Interview by Hailey Hirst
Just as much as food has the capacity to transform an outdoor experience, outdoor experiences transform our experience of food. Whether it’s a good cup of camp coffee, fresh caught mountain trout with lemon & garlic salt like Grandpa used to make, or simple breakfast burritos, the experience of food in the wild is just different than at home. Anna Brones and Brendan Leonard know the power of camp food more than anyone. Their new outdoor cookbook, Best Served Wild, came out in August.
We caught up with Anna last week to chat about the book and her background, and she shared her recipe for Breakfast Burritos with us.
A: Brendan and I both have a straightforward no-nonsense approach to everything in life. Our writing is that way – even though we write in very different styles – our approach to food is that way, and so the book is a no-nonsense approach to outdoor cooking, reminding us to not take ourselves so seriously and just have fun. We also want people to use the book as more of a source of inspiration to challenge yourself to cook more, or eat more exciting food outside. We really want people to take it and run with it.
Brendan and I have known each other for years and it was fun to work with him on this. He’s so good at the humor part. That’s really what he brought to the table in this. And as a writer who writes alone a lot, it was nice having someone to bounce ideas with.
A: We did a lot of camping trips in the summers when I was growing up. I grew up in a small town sort of out in the country in the Pacific Northwest, so being outside and in nature on an everyday basis was very much a part of my upbringing.
A: It’s funny, I hadn’t really thought about it much until we did the book. My dad was like, “Remember when we did that kayaking trip when you were 10 and you made those quesedillas?” And I was like, “No, I’d forgotten that, but thank you for the reminder.”
My mom’s a really great cook and I always helped in the kitchen growing up. She’s Swedish and I grew up in a household where healthy balanced meals were very much the norm. Because of that I think making food was already pretty natural for me, and when we’d go on trips, [cooking] was just part of the game. I think that what’s great about cooking outside is that you get taken out of your comfort zone a little bit and you have to make do with what you have, which is a fun challenge.
A: You’ve got to be comfortable with just mixing things up and just working with what you have. For me, if I look at the bottom of a food bag and there’s just an onion left and spices, I can just make something up. For some people who aren’t used to doing that it can be a bit intimidating.
I’m not a big fan of meal planning though, truth be told. That’s what I find intimidating, figuring out how much you need and how many people you need to make it for. That’s kind of always the pain-in-the-ass part.

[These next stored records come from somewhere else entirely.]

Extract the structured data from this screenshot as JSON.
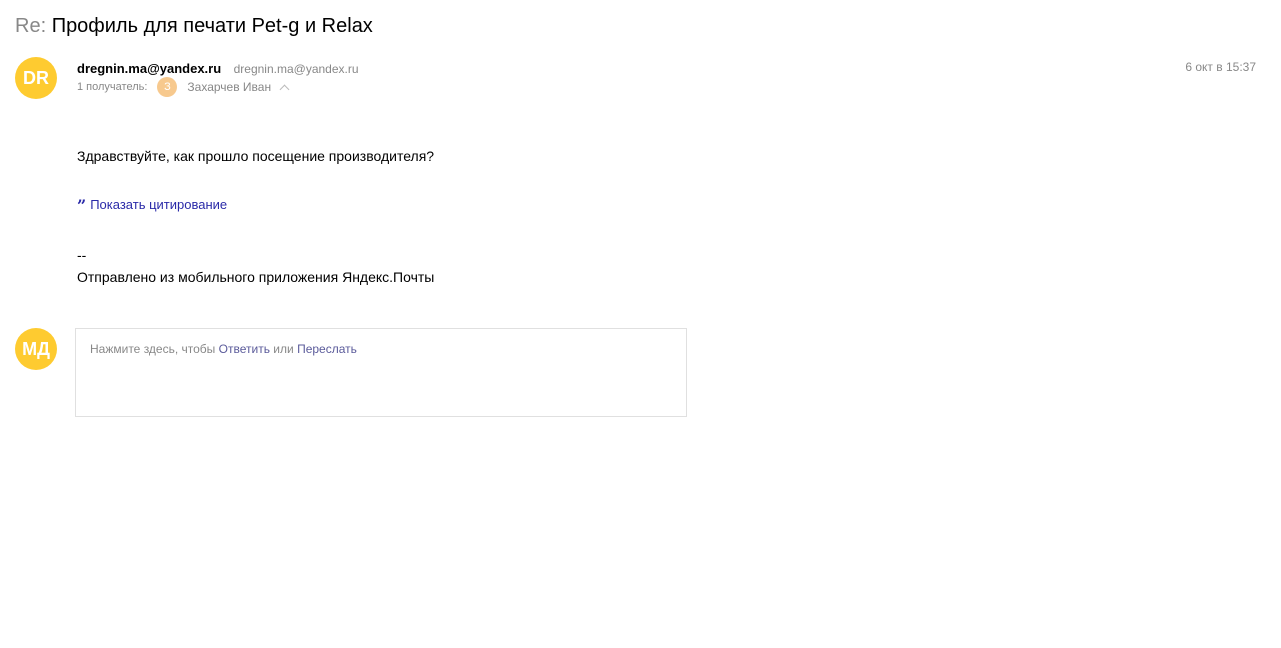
{
  "message": {
    "subject_prefix": "Re:",
    "subject": "Профиль для печати Pet-g и Relax",
    "sender": {
      "initials": "DR",
      "name": "dregnin.ma@yandex.ru",
      "email": "dregnin.ma@yandex.ru",
      "avatar_color": "#fecb30"
    },
    "date": "6 окт в 15:37",
    "recipients": {
      "label": "1 получатель:",
      "avatar_initial": "З",
      "avatar_color": "#f7c98e",
      "name": "Захарчев Иван"
    },
    "body": {
      "greeting": "Здравствуйте, как прошло посещение производителя?",
      "show_quote_label": "Показать цитирование",
      "signature_dash": "--",
      "signature": "Отправлено из мобильного приложения Яндекс.Почты"
    }
  },
  "reply": {
    "user_initials": "МД",
    "avatar_color": "#fecb30",
    "hint_prefix": "Нажмите здесь, чтобы",
    "reply_label": "Ответить",
    "or_label": "или",
    "forward_label": "Переслать"
  },
  "colors": {
    "link": "#2a2aa8",
    "muted": "#888888",
    "reply_link": "#5a5a9a"
  }
}
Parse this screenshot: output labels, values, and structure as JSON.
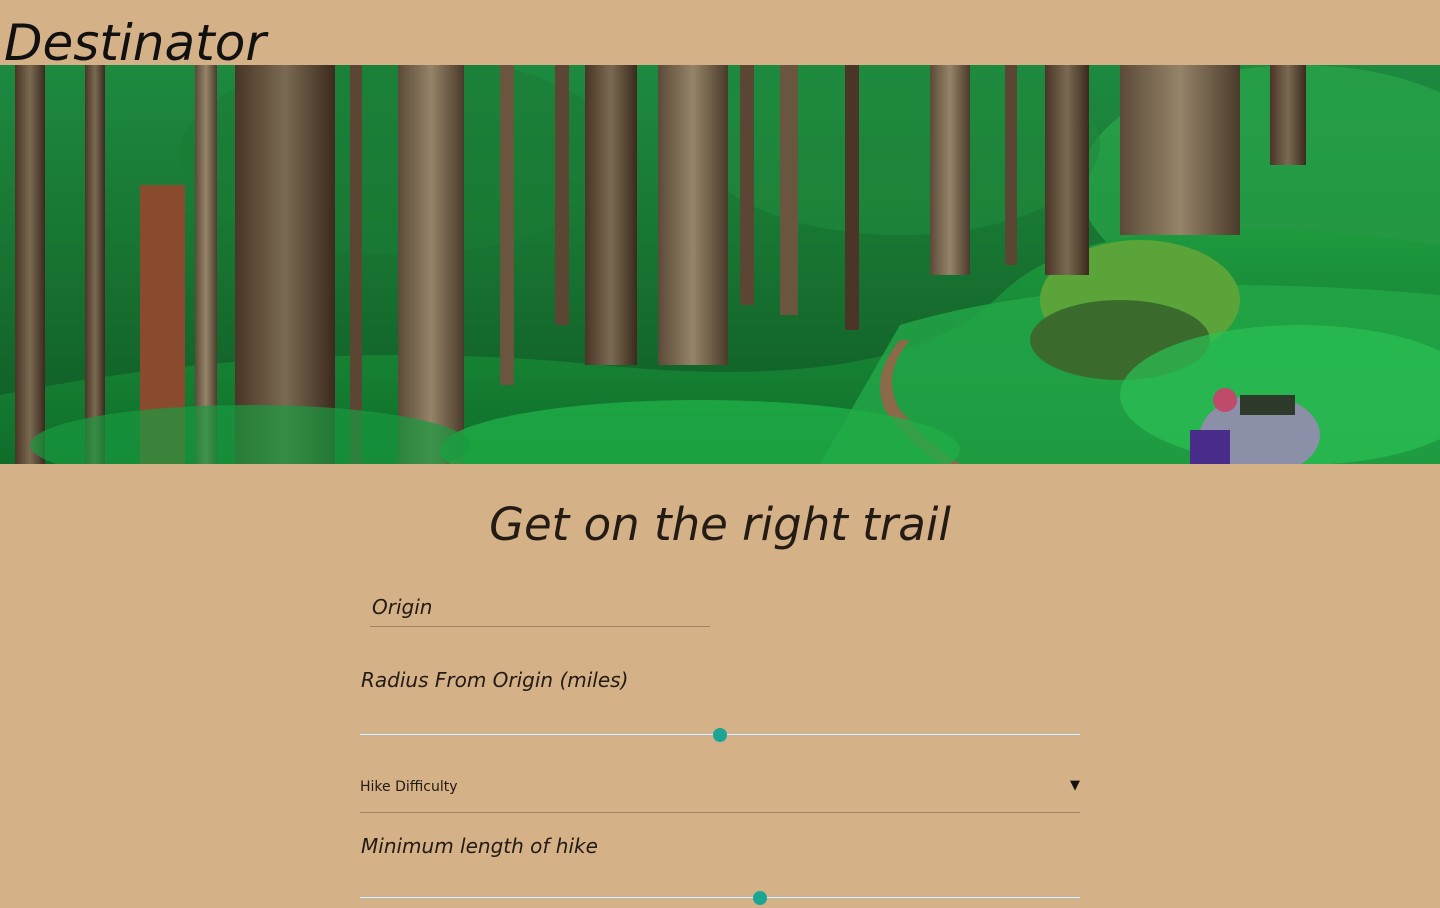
{
  "header": {
    "brand": "Destinator"
  },
  "hero": {
    "alt": "Forest trail with hiker"
  },
  "main": {
    "headline": "Get on the right trail",
    "origin": {
      "placeholder": "Origin",
      "value": ""
    },
    "radius": {
      "label": "Radius From Origin (miles)",
      "value_fraction": 0.5
    },
    "difficulty": {
      "selected": "Hike Difficulty",
      "caret_icon": "caret-down-icon"
    },
    "min_length": {
      "label": "Minimum length of hike",
      "value_fraction": 0.555
    }
  },
  "colors": {
    "background": "#d4b187",
    "accent": "#1aa595"
  }
}
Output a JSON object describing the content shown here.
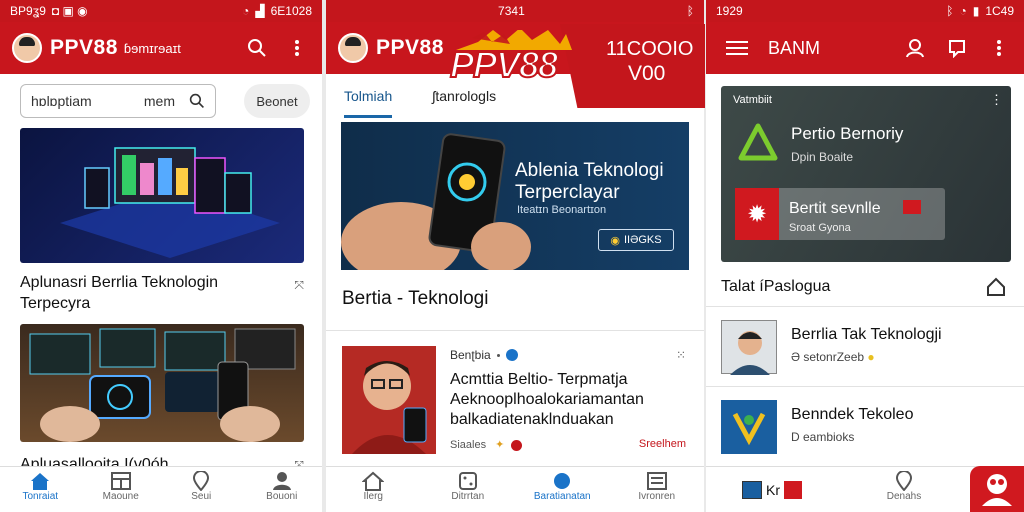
{
  "panel1": {
    "status": {
      "left": "BP9ʓ9",
      "time": "6E1028"
    },
    "brand": "PPV88",
    "brand_sub": "ɓɘmɪrɘaɪt",
    "search": {
      "value": "hɒlɒptiam",
      "suffix": "mem"
    },
    "chip": "Beonet",
    "card1_title": "Aplunasri Berrlia Teknologin Terpecyra",
    "card2_title": "Apluasallooita I(v0óh",
    "nav": [
      "Tonraiat",
      "Maoune",
      "Seui",
      "Bouoni"
    ]
  },
  "panel2": {
    "status": {
      "time": "7341"
    },
    "brand": "PPV88",
    "tabs": [
      "Tolmiah",
      "ʃtanrologls"
    ],
    "hero": {
      "title": "Ablenia Teknologi Terperclayar",
      "sub": "Iteatɪn Beonartɪon",
      "button": "IIƏGKS"
    },
    "section_title": "Bertia - Teknologi",
    "news": {
      "source": "Benʈbia",
      "title": "Acmttia Beltio- Terpmatja Aeknooplhoalokariamantan balkadiatenaklnduakan",
      "meta": "Siaales",
      "tag": "Sreelhem"
    },
    "nav": [
      "Ilerg",
      "Ditrrtan",
      "Baratianatan",
      "Ivronren"
    ]
  },
  "logo": {
    "text": "PPV88",
    "ribbon_line1": "11COOIO",
    "ribbon_line2": "V00"
  },
  "panel3": {
    "status": {
      "time": "1C49",
      "center": "1929"
    },
    "title": "BANM",
    "card": {
      "label": "Vatmbiit",
      "title": "Pertio Bernoriy",
      "sub": "Dpin Boaite",
      "pill_title": "Bertit sevnlle",
      "pill_sub": "Sroat Gyona"
    },
    "list_title": "Talat íPaslogua",
    "rows": [
      {
        "title": "Berrlia Tak Teknologji",
        "meta": "Ə setonrZeeb"
      },
      {
        "title": "Benndek Tekoleo",
        "meta": "D eambioks"
      }
    ],
    "nav": [
      "Kr",
      "Denahs"
    ]
  },
  "colors": {
    "brand_red": "#c8161d",
    "accent_blue": "#1a73c8"
  }
}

I certainly have some go-to recipes that I always make. People would probably make the assumption that I have these really elaborate fancy things, but I don’t really, I just have a few staple things that I always do.
Silicone spatula – I borrowed one from my dad and it is so versatile. I use it for cooking, and it’s really nice to scrape out bowls with. That’s definitely my number one thing I use, which means I should probably buy my own!
A: I think the great thing about the outdoors is that almost anything tastes good when you’re outside. Physical exertion leads to being hungry. When you’re outdoors you’re pushing yourself to the point where your body needs to refuel.
And then also, when you’re outside, it’s just beautiful. Your kitchen and your dining room are this incredible setting that you love to explore.
Those two things make it so you don’t need fancy food outside. I think really simple meals often are the best ones because they’re easier to make, and when you’re outside with the bare minimum, you have a better appreciation for everything you do have.
“Everyone knows that burritos are the preferred sandwich of the outdoor world. Self-contained, they travel well, and if you’re adventuring with a friend, you can congratulate each other for getting to the summit with a trademark Burrito Fistbump. Breakfast, lunch, dinner: it’s all a perfect burrito time. This recipe is perfect for when you’ve got an early morning start and want to eat breakfast on the way or at the trailhead. Just make the burritos the night before, then stash in your backpack in the morning and you can have breakfast whenever the hell you want. Burritos also happen to fit perfectly in bike jersey pockets, which makes them great fuel for long rides. You can also toss these in the coals of a morning campfire if you want to enjoy a warm burrito.
We use buckwheat in this recipe, because rice is boring, but you can tweak this recipe depending on your tastes. Get rid of the eggs and cheese if you need them to be vegan. Up the bean content if you’re in desperate need of protein. Triple the hot sauce if that’s your jam. Add new ingredients and make these your own!”
Makes: one burrito
Tinfoil (not to eat, of course)
One large flour tortilla
About 1/2 cup cooked buckwheat
About 1/2 cup black beans, strained
1 egg, scrambled
2 to 3 tablespoons grated cheese
2 tablespoons salsa
Tear off a piece of tin foil that is a little wider than your tortilla. Place the tortilla flat on the tin foil.
Evenly spread out the ingredients towards the bottom of the tortilla (the side closes to you). Gently fold up the bottom as well as the sides and roll the burrito together, making sure it’s tightly wrapped with the tin foil.
Pack. Burrito Fistbump with a friend. Eat.